(Stored dataset items)
|---|
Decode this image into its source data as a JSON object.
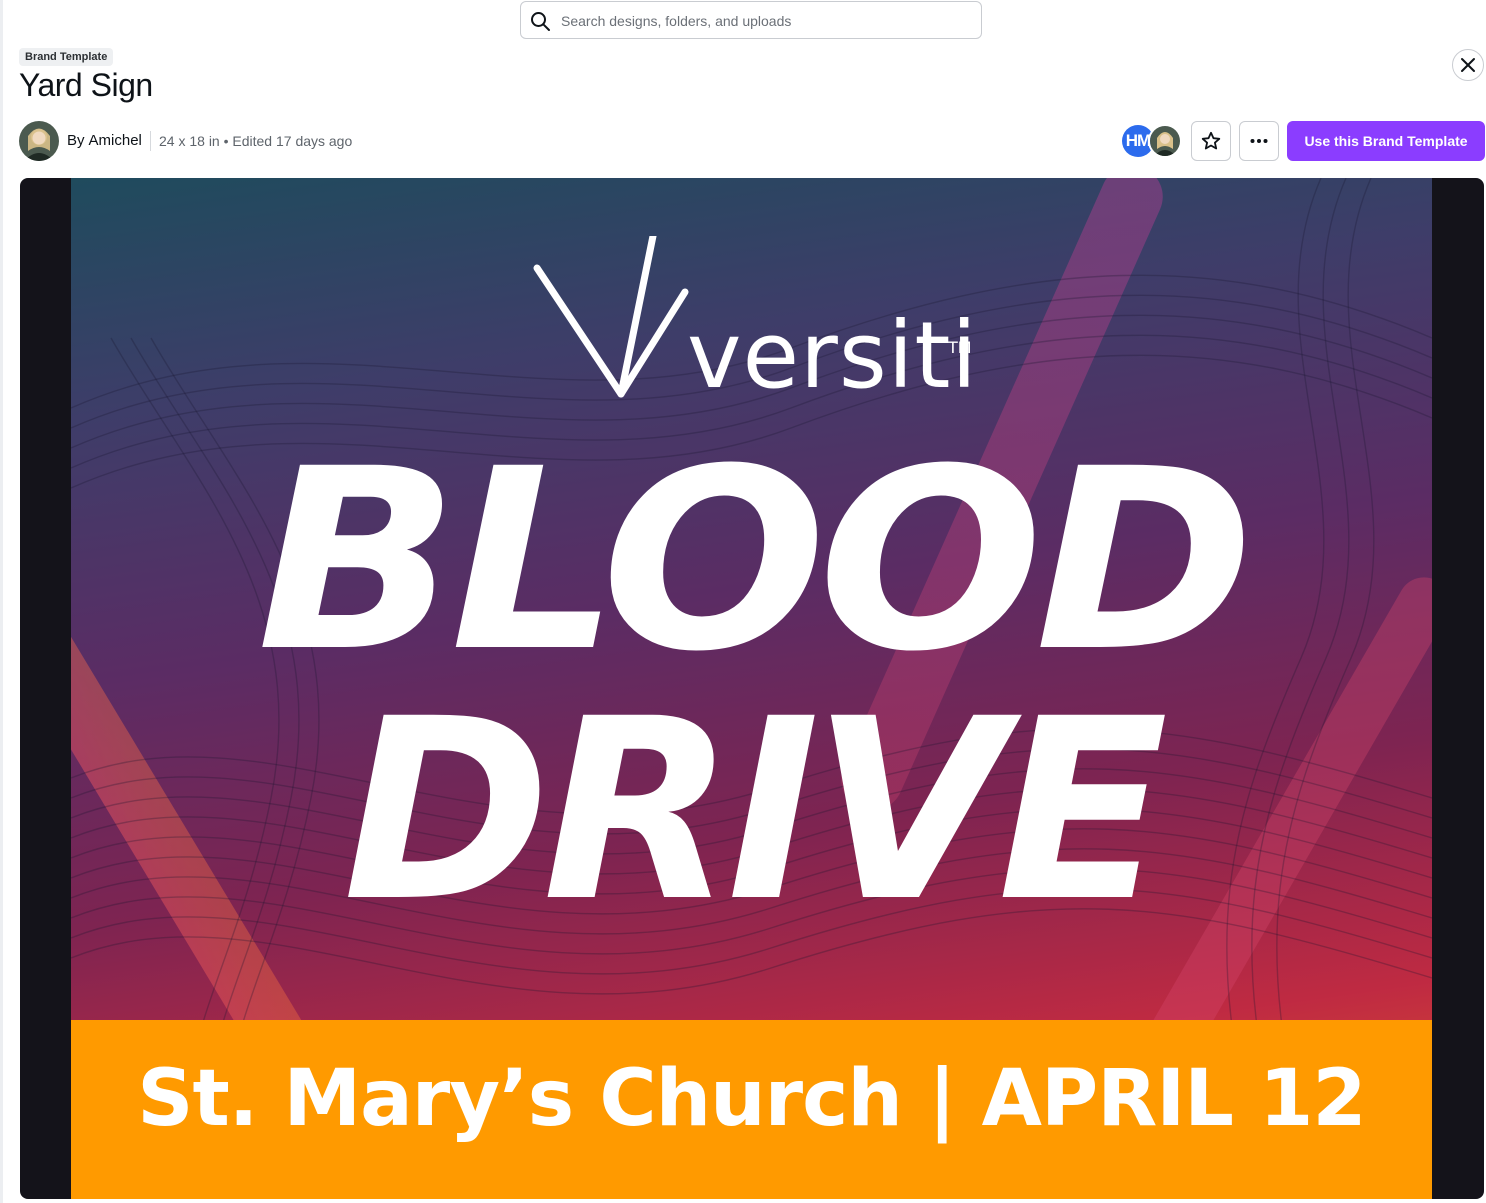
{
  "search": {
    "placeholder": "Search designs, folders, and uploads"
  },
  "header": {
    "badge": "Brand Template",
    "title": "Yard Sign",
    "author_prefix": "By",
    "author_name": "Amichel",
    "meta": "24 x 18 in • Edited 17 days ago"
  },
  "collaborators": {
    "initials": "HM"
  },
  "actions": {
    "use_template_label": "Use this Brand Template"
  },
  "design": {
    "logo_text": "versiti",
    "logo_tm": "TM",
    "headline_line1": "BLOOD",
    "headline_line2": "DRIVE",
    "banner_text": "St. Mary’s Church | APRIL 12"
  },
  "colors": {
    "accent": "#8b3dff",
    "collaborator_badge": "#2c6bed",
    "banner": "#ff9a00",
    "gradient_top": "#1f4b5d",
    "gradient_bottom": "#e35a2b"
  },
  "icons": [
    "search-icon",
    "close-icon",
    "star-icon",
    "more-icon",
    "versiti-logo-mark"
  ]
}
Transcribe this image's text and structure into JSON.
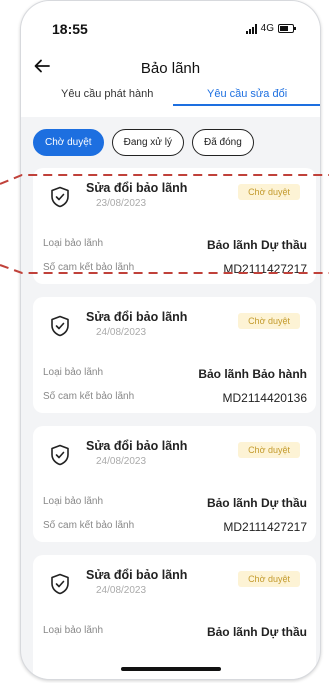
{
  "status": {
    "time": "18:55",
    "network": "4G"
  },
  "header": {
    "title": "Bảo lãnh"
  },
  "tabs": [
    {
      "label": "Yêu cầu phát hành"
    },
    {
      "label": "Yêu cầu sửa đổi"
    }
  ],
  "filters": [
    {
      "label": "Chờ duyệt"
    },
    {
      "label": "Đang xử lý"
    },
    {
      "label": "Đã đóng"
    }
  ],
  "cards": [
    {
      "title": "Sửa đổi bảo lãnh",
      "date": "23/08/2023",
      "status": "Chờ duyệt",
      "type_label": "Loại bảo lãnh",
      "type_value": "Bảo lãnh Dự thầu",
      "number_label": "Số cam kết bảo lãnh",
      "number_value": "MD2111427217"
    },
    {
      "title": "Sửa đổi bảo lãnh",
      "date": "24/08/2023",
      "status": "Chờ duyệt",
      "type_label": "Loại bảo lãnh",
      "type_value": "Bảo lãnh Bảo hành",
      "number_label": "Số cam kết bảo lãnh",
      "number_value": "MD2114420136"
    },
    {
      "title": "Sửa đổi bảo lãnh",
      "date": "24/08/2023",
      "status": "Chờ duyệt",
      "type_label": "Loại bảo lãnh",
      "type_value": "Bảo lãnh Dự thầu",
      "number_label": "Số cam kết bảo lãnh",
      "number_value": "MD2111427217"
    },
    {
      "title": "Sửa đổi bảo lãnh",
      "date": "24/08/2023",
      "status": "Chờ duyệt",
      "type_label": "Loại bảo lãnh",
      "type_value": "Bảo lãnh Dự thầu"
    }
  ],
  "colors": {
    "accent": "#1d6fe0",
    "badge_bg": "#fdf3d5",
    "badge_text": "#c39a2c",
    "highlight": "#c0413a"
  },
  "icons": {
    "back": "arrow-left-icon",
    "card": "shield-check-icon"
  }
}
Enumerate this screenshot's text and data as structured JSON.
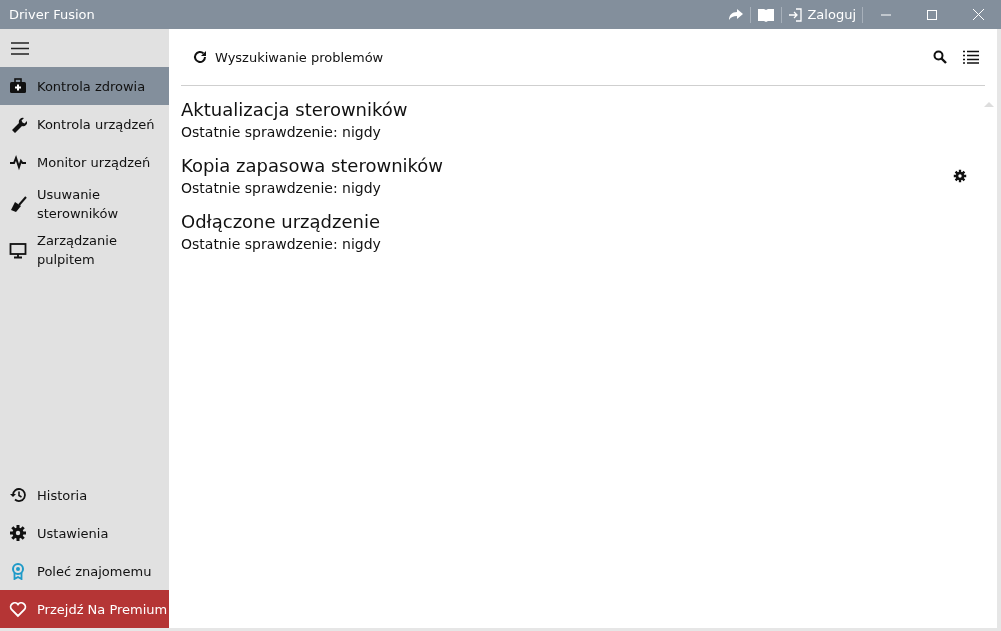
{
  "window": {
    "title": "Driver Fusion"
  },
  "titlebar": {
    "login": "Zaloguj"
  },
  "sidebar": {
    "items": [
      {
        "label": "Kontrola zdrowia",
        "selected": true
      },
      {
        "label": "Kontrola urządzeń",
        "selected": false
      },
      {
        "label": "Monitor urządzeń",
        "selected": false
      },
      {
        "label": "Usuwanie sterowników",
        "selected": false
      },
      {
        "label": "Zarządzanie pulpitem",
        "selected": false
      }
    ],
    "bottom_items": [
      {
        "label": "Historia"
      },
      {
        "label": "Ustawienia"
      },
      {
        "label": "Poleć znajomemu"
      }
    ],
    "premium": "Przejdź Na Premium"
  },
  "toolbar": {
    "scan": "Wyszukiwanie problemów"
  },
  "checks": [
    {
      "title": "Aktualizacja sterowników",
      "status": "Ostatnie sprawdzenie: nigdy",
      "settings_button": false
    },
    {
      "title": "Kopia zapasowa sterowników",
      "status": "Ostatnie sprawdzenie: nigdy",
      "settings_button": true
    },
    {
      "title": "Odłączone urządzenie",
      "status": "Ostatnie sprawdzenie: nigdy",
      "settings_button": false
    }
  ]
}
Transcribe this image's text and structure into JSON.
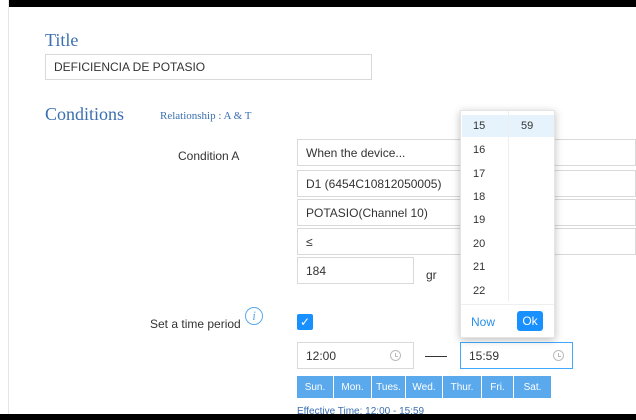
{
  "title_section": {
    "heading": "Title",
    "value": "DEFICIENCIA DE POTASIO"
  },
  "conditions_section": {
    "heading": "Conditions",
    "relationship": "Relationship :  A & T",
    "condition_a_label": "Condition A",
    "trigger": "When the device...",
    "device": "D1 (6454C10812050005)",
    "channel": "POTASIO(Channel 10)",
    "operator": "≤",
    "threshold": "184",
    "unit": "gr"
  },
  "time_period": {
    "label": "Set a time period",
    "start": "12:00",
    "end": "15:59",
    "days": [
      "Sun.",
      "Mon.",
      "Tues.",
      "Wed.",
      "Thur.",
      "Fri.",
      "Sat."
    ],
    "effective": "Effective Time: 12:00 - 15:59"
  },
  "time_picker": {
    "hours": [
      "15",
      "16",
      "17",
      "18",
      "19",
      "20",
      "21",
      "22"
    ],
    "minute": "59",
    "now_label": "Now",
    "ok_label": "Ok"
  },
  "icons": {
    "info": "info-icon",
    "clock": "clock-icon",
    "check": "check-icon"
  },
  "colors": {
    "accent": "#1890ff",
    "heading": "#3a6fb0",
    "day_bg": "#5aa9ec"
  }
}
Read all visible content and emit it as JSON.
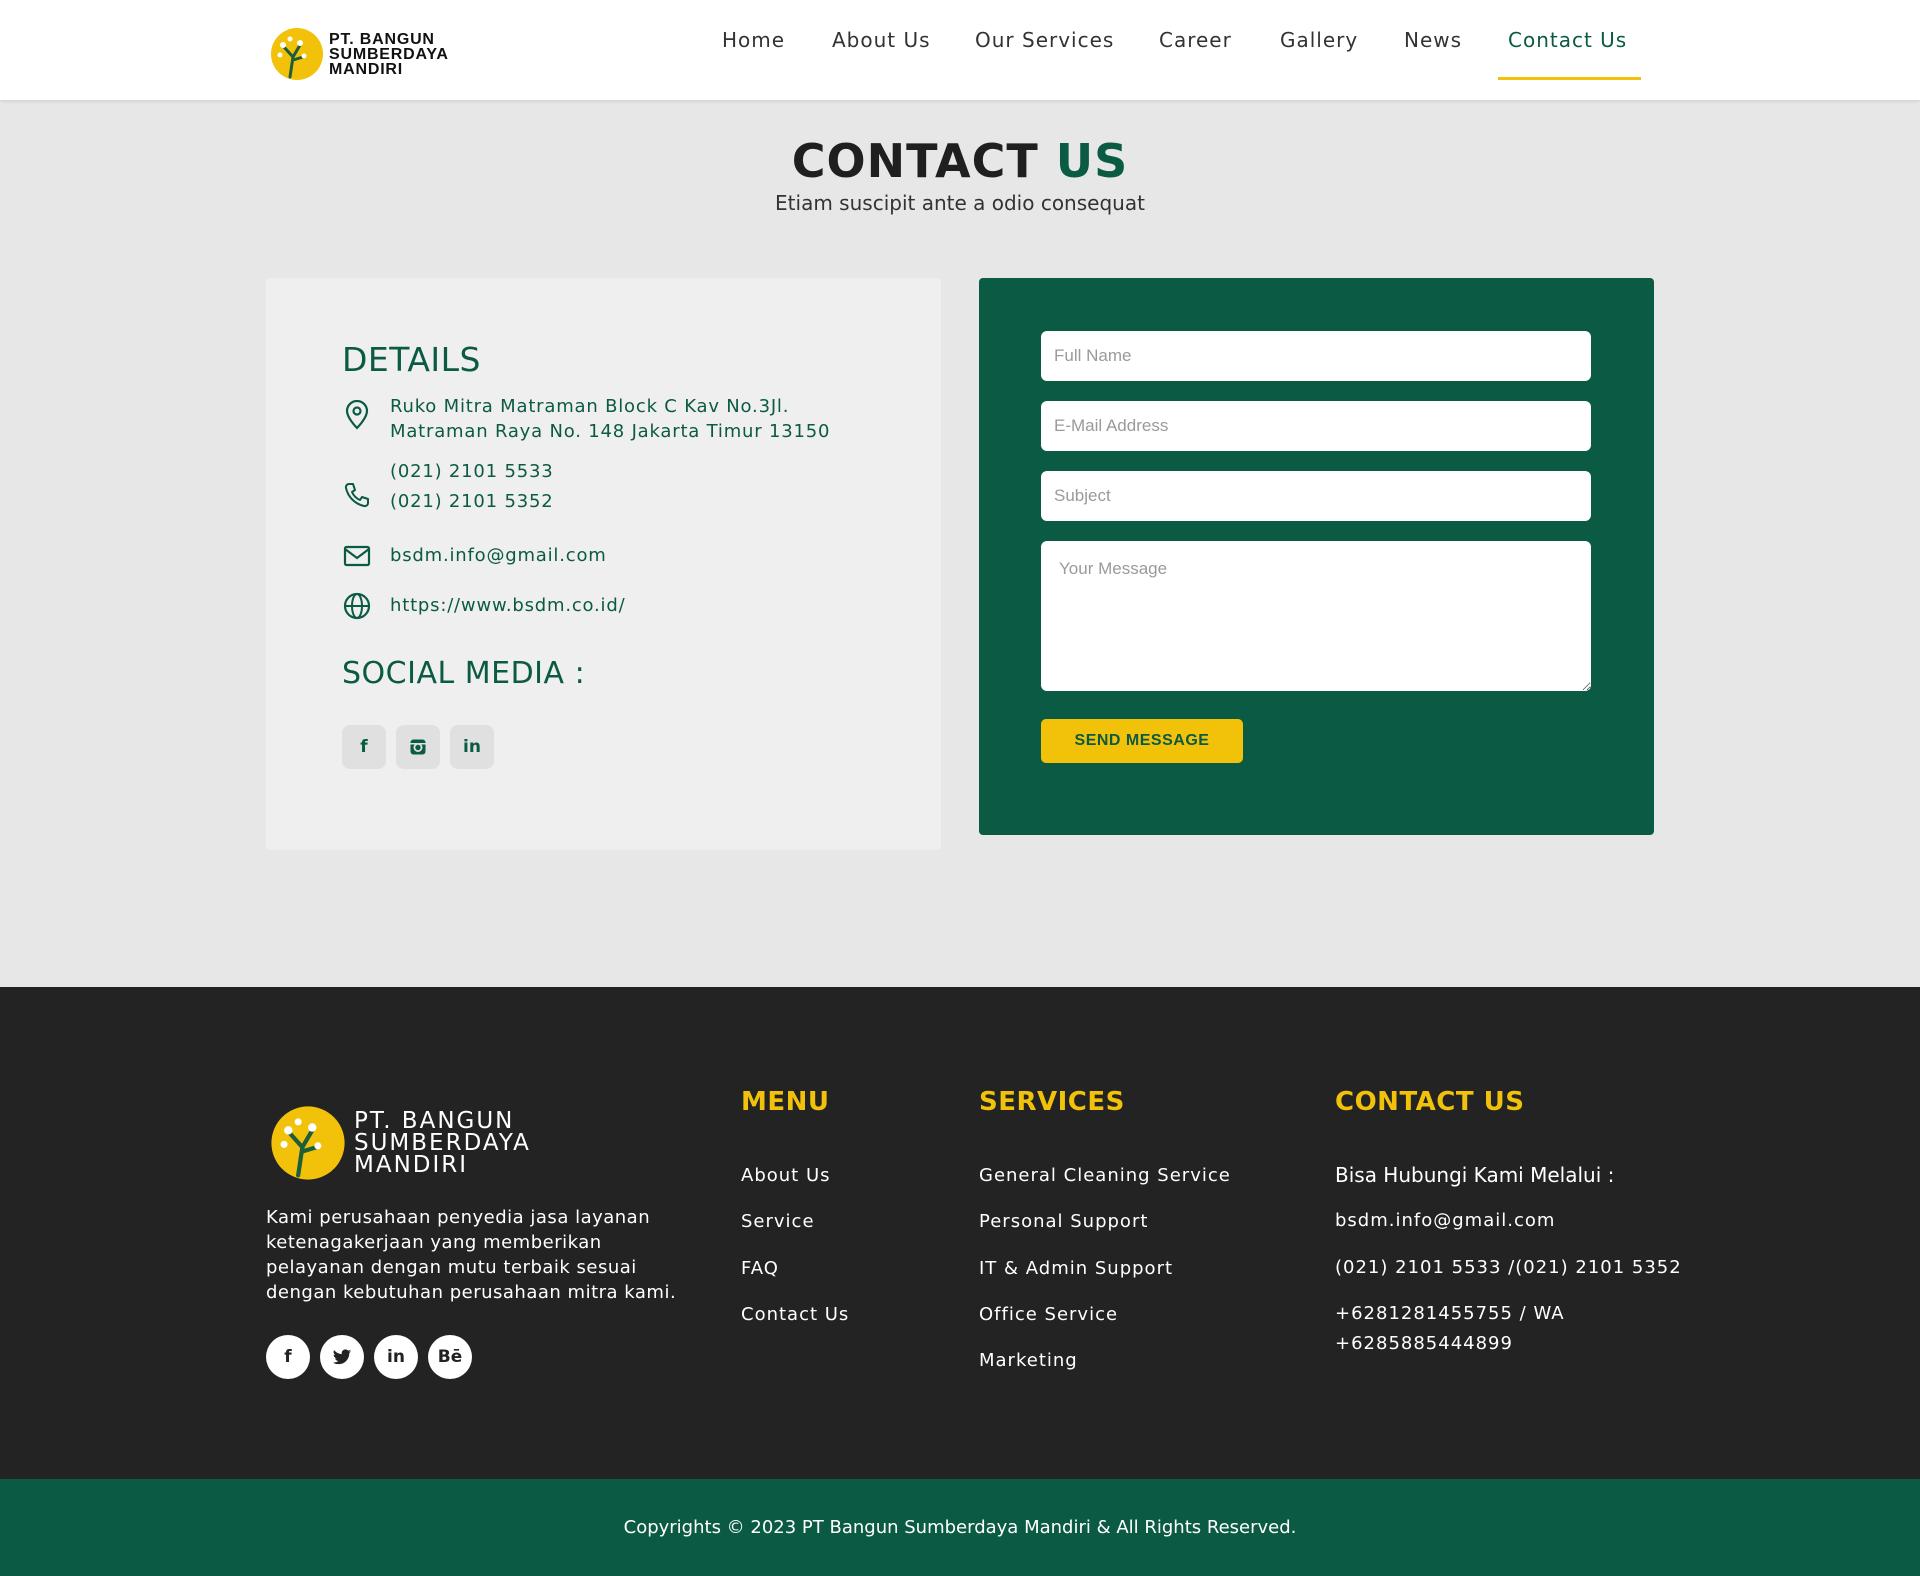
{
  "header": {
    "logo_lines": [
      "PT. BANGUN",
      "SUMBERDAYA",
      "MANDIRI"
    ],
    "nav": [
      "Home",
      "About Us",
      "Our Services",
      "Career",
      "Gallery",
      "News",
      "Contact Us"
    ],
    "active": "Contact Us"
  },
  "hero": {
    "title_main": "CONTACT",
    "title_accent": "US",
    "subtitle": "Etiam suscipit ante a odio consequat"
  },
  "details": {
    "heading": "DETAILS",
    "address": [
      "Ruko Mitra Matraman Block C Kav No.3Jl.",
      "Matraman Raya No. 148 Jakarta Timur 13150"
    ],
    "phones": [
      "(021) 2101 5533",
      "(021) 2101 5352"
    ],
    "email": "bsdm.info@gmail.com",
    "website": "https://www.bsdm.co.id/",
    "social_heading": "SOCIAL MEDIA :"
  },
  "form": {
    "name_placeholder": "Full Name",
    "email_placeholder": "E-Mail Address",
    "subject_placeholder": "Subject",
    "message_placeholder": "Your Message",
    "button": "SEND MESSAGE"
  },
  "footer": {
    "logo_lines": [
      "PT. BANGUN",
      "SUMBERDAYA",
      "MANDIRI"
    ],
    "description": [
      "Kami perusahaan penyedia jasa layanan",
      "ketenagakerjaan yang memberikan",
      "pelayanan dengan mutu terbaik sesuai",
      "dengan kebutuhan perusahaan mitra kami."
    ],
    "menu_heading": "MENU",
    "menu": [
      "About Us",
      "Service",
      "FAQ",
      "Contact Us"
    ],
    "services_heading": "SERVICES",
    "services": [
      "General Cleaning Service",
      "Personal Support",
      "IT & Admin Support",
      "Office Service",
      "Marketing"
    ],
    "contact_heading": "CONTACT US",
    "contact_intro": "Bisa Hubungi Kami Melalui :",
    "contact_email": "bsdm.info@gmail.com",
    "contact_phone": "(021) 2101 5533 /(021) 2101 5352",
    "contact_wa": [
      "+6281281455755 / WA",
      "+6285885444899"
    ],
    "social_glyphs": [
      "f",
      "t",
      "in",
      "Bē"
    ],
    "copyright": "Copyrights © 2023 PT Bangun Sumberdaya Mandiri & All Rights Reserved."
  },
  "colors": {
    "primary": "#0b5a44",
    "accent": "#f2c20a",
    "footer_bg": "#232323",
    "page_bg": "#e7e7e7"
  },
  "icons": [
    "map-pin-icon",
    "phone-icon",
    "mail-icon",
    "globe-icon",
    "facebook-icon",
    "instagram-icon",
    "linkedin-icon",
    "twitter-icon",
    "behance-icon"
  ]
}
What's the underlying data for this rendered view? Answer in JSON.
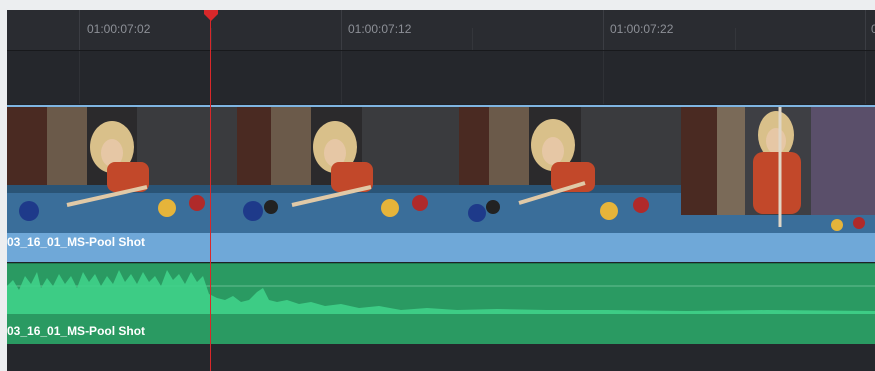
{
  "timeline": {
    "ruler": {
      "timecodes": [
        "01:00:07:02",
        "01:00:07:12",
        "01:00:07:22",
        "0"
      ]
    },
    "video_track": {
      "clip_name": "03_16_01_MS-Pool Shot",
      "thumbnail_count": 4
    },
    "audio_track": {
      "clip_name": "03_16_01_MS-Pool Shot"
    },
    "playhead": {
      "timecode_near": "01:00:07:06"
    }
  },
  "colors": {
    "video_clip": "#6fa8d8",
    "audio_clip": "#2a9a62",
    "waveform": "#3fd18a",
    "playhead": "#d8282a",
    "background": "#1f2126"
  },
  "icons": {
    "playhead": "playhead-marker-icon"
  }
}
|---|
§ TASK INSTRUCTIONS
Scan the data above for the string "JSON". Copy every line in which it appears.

§ ANSWER TO THIS EXERCISE
Decode this image into its source data as a JSON object.
Transcribe this image's text and structure into JSON.
Enumerate this screenshot's text and data as structured JSON.
Transcribe this image's text and structure into JSON.
Read all visible content and emit it as JSON.
What's the underlying data for this rendered view? Answer in JSON.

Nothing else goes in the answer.